FILE -- Children learn how to describe parts of the human body during English class at a makeshift camp of migrants and refugees at the northern Greek border point of Idomeni, Greece, Monday, May 2, 2016. Starting Monday, Greece will begin schooling about 1,500 migrant children.

Children of migrants and refugees stranded in Greece will begin attending Greek schools next week.

Greek Education Minister Nikos Filis said Wednesday that 1,500 children would be taught at 20 public schools or in classrooms at six refugee camps starting Monday.

“Schooling refugee children falls under Greece’s international obligations,” Filis told a news conference.

After two schools in northern Greece last month expressed opposition to the project, officials said only vaccinated refugee children would be allowed to participate.

But Filis described the objections as marginal.

“As long as they are in this country, refugee children will play with Greek children,” he said. “Regardless of the circumstances any child is in, we are obliged to look after them and provide them with an education. It’s a legal obligation and a moral obligation.”

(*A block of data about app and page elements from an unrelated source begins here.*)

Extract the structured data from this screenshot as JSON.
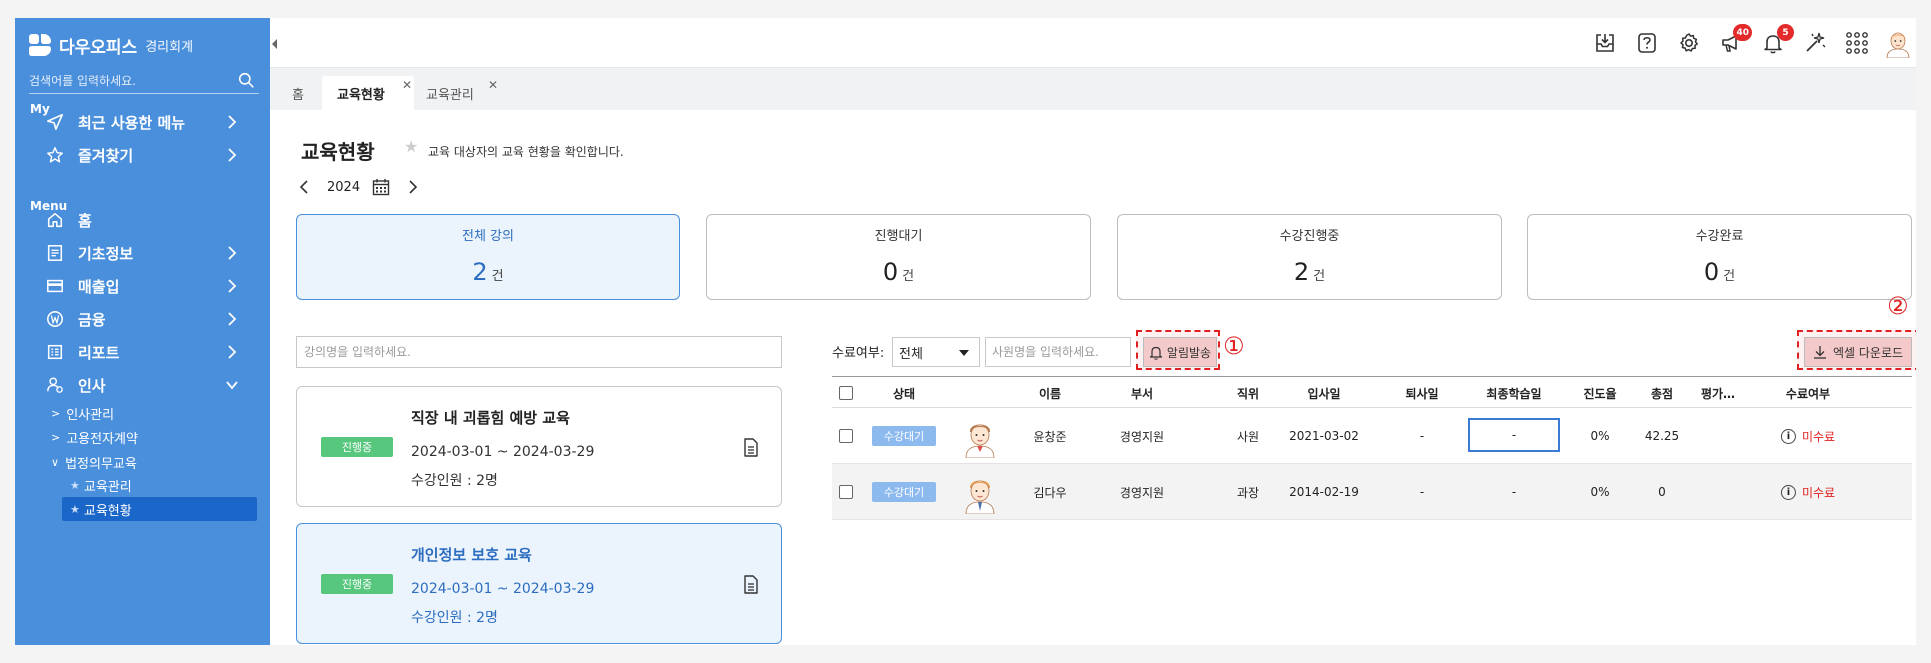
{
  "sidebar": {
    "brand": "다우오피스",
    "brand_sub": "경리회계",
    "search_placeholder": "검색어를 입력하세요.",
    "section_my": "My",
    "section_menu": "Menu",
    "my_items": [
      {
        "label": "최근 사용한 메뉴",
        "icon": "send-icon"
      },
      {
        "label": "즐겨찾기",
        "icon": "star-icon"
      }
    ],
    "menu_items": [
      {
        "label": "홈",
        "icon": "home-icon"
      },
      {
        "label": "기초정보",
        "icon": "document-icon"
      },
      {
        "label": "매출입",
        "icon": "card-icon"
      },
      {
        "label": "금융",
        "icon": "won-icon"
      },
      {
        "label": "리포트",
        "icon": "report-icon"
      },
      {
        "label": "인사",
        "icon": "people-icon"
      }
    ],
    "hr_sub": [
      "인사관리",
      "고용전자계약",
      "법정의무교육"
    ],
    "edu_leaves": [
      "교육관리",
      "교육현황"
    ]
  },
  "topbar": {
    "badges": {
      "megaphone": "40",
      "bell": "5"
    }
  },
  "tabs": [
    {
      "label": "홈"
    },
    {
      "label": "교육현황"
    },
    {
      "label": "교육관리"
    }
  ],
  "page": {
    "title": "교육현황",
    "description": "교육 대상자의 교육 현황을 확인합니다.",
    "year": "2024"
  },
  "stats": [
    {
      "label": "전체 강의",
      "value": "2",
      "unit": "건"
    },
    {
      "label": "진행대기",
      "value": "0",
      "unit": "건"
    },
    {
      "label": "수강진행중",
      "value": "2",
      "unit": "건"
    },
    {
      "label": "수강완료",
      "value": "0",
      "unit": "건"
    }
  ],
  "course_search_placeholder": "강의명을 입력하세요.",
  "courses": [
    {
      "badge": "진행중",
      "title": "직장 내 괴롭힘 예방 교육",
      "period": "2024-03-01 ~ 2024-03-29",
      "count": "수강인원 : 2명"
    },
    {
      "badge": "진행중",
      "title": "개인정보 보호 교육",
      "period": "2024-03-01 ~ 2024-03-29",
      "count": "수강인원 : 2명"
    }
  ],
  "filter": {
    "label": "수료여부:",
    "selected": "전체",
    "emp_placeholder": "사원명을 입력하세요.",
    "notify_button": "알림발송",
    "excel_button": "엑셀 다운로드",
    "marker1": "①",
    "marker2": "②"
  },
  "table": {
    "headers": [
      "상태",
      "이름",
      "부서",
      "직위",
      "입사일",
      "퇴사일",
      "최종학습일",
      "진도율",
      "총점",
      "평가…",
      "수료여부"
    ],
    "rows": [
      {
        "status": "수강대기",
        "name": "윤창준",
        "dept": "경영지원",
        "position": "사원",
        "hire_date": "2021-03-02",
        "leave_date": "-",
        "last_study": "-",
        "progress": "0%",
        "score": "42.25",
        "evaluation": "",
        "completion": "미수료"
      },
      {
        "status": "수강대기",
        "name": "김다우",
        "dept": "경영지원",
        "position": "과장",
        "hire_date": "2014-02-19",
        "leave_date": "-",
        "last_study": "-",
        "progress": "0%",
        "score": "0",
        "evaluation": "",
        "completion": "미수료"
      }
    ]
  }
}
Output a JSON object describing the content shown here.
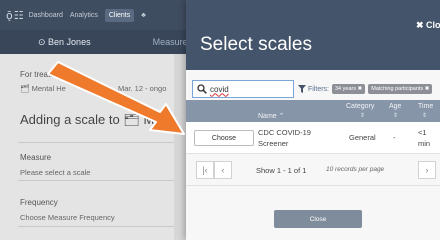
{
  "app": {
    "logo": "ǭ☷",
    "nav": [
      {
        "label": "Dashboard"
      },
      {
        "label": "Analytics"
      },
      {
        "label": "Clients"
      },
      {
        "label": "♣"
      }
    ],
    "person": "⊙ Ben Jones",
    "measures_tab": "Measurem",
    "treatment_label": "For treatm",
    "treatment_value": "🗂 Mental He",
    "treatment_dates": "Mar. 12 - ongo",
    "adding_heading": "Adding a scale to 🗂 Menta",
    "measure_label": "Measure",
    "measure_placeholder": "Please select a scale",
    "frequency_label": "Frequency",
    "frequency_placeholder": "Choose Measure Frequency"
  },
  "modal": {
    "title": "Select scales",
    "close_top": "✖ Clo",
    "search_value": "covid",
    "filters_label": "Filters:",
    "chips": [
      "34 years ✖",
      "Matching participants ✖"
    ],
    "columns": {
      "name": "Name ⌃",
      "category": "Category",
      "age": "Age",
      "time": "Time"
    },
    "row": {
      "choose": "Choose",
      "name_line1": "CDC COVID-19",
      "name_line2": "Screener",
      "category": "General",
      "age": "-",
      "time_line1": "<1",
      "time_line2": "min"
    },
    "pager": {
      "first": "|‹",
      "prev": "‹",
      "next": "›",
      "status": "Show 1 - 1 of 1",
      "records": "10 records per page"
    },
    "close_bottom": "Close"
  },
  "colors": {
    "arrow": "#f07a2b",
    "header": "#44546a",
    "table_header": "#8795a8"
  }
}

More than 60,000 refugees and migrants are in Greece after several European states further north shut their borders earlier this year.